Stéphane Dion was famous beyond Canada's borders long before he made his debut on the world stage as Canada's Foreign Affairs Minister, defending arms sales to Saudi Arabia.
As Jean Chrétien's bad cop intergovernmental affairs minister from 1996 to 2003, Mr. Dion's perspective was highly solicited by foreign journalists and governments faced with separatist threats within their own borders. His crowning achievement – the Clarity Act of 2000 – left many of them gobsmacked by making Canada the only major democracy at the time to declare itself divisible. How, they asked, could any country's unity minister concede such a point?
At home, Mr. Dion was mainly known as the pit bull federalist who made life hell for Quebec sovereigntists. The Clarity Act, adopted in response to a 1998 Supreme Court ruling, specified that Ottawa would only negotiate Quebec's separation if a "clear majority" of the province's citizens voted Yes to a "clear question" on independence in any future referendum.
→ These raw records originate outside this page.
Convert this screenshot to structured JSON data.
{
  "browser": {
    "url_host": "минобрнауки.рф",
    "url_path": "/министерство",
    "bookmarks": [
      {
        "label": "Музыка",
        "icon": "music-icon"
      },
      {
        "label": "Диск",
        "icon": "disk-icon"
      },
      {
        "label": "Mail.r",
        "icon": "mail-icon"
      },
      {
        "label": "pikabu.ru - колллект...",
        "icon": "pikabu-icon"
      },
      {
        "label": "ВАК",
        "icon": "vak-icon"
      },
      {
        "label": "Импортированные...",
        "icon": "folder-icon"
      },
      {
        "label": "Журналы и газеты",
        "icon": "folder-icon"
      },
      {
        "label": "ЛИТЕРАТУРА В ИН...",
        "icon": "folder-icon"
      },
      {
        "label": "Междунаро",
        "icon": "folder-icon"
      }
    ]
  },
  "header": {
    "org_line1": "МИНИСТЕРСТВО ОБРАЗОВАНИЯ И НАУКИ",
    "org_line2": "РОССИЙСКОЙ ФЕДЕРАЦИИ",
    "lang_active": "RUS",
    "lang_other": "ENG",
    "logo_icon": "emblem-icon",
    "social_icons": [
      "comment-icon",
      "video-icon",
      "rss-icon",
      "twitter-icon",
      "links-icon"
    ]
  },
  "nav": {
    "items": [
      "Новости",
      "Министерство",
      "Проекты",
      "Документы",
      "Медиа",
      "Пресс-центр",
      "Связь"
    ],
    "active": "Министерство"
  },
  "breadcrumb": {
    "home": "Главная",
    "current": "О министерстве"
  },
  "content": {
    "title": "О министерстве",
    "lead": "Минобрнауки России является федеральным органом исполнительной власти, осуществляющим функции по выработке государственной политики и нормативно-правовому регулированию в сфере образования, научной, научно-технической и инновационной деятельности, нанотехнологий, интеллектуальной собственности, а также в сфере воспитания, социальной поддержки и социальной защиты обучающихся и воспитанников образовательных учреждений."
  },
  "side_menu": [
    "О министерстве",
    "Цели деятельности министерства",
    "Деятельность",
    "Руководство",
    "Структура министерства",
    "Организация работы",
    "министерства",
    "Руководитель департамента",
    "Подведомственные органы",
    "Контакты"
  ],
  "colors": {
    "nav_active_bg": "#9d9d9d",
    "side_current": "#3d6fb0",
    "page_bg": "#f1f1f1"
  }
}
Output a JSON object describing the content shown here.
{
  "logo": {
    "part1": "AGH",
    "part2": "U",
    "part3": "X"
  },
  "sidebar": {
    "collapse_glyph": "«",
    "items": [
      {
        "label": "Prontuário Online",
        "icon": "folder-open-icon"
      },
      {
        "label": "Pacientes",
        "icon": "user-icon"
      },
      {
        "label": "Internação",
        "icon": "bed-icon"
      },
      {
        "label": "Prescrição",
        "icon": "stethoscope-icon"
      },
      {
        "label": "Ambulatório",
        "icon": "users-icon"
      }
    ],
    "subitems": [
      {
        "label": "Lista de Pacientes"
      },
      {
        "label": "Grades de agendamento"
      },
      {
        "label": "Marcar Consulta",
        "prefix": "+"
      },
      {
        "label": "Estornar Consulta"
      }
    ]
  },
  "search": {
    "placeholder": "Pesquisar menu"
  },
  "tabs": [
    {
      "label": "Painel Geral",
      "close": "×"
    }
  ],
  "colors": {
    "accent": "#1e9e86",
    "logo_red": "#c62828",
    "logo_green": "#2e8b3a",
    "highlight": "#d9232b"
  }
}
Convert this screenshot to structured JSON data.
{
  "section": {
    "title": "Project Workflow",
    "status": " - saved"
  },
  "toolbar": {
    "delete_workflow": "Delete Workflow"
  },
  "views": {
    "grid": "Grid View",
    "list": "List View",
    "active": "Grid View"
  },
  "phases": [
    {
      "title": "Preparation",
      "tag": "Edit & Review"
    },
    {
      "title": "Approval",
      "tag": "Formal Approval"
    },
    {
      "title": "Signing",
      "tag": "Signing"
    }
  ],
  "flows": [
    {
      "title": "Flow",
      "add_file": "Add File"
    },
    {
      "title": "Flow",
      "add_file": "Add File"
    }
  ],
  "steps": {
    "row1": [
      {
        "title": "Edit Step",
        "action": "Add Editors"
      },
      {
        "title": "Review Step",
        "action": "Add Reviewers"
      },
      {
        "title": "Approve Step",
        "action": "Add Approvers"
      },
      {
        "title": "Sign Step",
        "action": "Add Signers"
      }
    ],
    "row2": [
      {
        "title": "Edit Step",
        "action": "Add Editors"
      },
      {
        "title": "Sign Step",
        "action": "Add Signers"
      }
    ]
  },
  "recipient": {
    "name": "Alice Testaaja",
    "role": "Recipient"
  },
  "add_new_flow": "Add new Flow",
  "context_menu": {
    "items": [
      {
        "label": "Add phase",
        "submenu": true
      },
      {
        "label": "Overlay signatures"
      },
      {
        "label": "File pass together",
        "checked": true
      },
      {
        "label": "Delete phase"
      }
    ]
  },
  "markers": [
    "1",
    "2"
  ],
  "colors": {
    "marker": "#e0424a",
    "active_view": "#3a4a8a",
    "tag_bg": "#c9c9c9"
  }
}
No longer could Quebec sovereigntists peddle the sophistry of sovereignty-association following a narrow Yes victory. Any future referendum question would have to be short and brutal: Should Quebec become an independent country? The ensuing ambiguity over what constituted a clear majority made a referendum too risky for the Quebec sovereigntists then in power to hold.
While many federalists saw the Clarity Act as a provocation that risked stoking support for Quebec sovereignty, it turned out to be a stroke of genius with the opposite effect. That earned Mr. Dion rock-star status among foreign politicians grappling with their own separatist threats.
Nowhere beyond Canada's borders has Mr. Dion's name come up as often as in Spain, where, in contrast to the situation Ottawa now finds itself in, Madrid has faced a growing separatist movement in Catalonia. Last week's proposal by the Socialists' Party of Catalonia (known by its Catalan initials, PSC) to formally embrace "la via canadiense" (or the Canadian way) in dealing with demands for an independence referendum is indirectly based on Mr. Dion's advice, offered in the countless speeches and interviews he has given in Spain over the years.
"One cannot rule out the possibility of circumstances arising in a democracy that make negotiating a secession the least harmful of foreseeable solutions," Mr. Dion said in a 2003 speech in Madrid.
Spain's Constitution describes the country as "indivisible," providing the central government with a legal upper hand. But Madrid's refusal to recognize the legitimacy of a Catalonian plebiscite, while bolstering support for Prime Minister Mariano Rajoy's centre-right People's Party elsewhere in the country, has only served to strengthen the separatist cause in Catalonia.
Hence, the PSC's idea for a Spanish Clarity Act.
The proposal is a non-starter with Mr. Rajoy. Nor is it welcomed by the Spanish Socialist Workers' Party or PSOE, the PSC's sister party on the national stage. The PSOE supports turning Spain into a federation, recognizing Catalonia's "singularity." But constitutional reform has proved no easier in Spain than in Canada.
PSC Leader Miquel Iceta describes la via canadiense as a Spanish Plan B if constitutional reform fails or is rejected by the Catalonian parliament, which is currently controlled by a coalition of separatist parties. The debate is hardly academic. Catalonia already held an independence referendum in 2014. But while the Yes side won 80 per cent support, only 37 per cent of voters turned out because Madrid had declared the vote illegal in advance.
Opinion polls show about 80 per cent of all Catalonians want another referendum, one with the legitimacy of Madrid's blessing. The insurgent Podemos, which has upended national politics by shattering the country's previously two-party political system, supports that idea. Podemos won the largest number of votes and seats in Catalonia in last month's national elections, putting increasing pressure on Madrid to soften its stand.
Mr. Rajoy's party won a slim plurality of seats nationally but has yet to find a coalition partner, leaving Spain facing the prospect of its second hung Parliament in a row. The ongoing political paralysis in Madrid plays into the separatists' hands.
Mr. Iceta is seeking to reseize the initiative when Socialists have been losing ground to Podemos nationally and to separatist parties at the regional level. His proposal confirms that, no matter what he does at Foreign Affairs, Mr. Dion has already made his mark globally.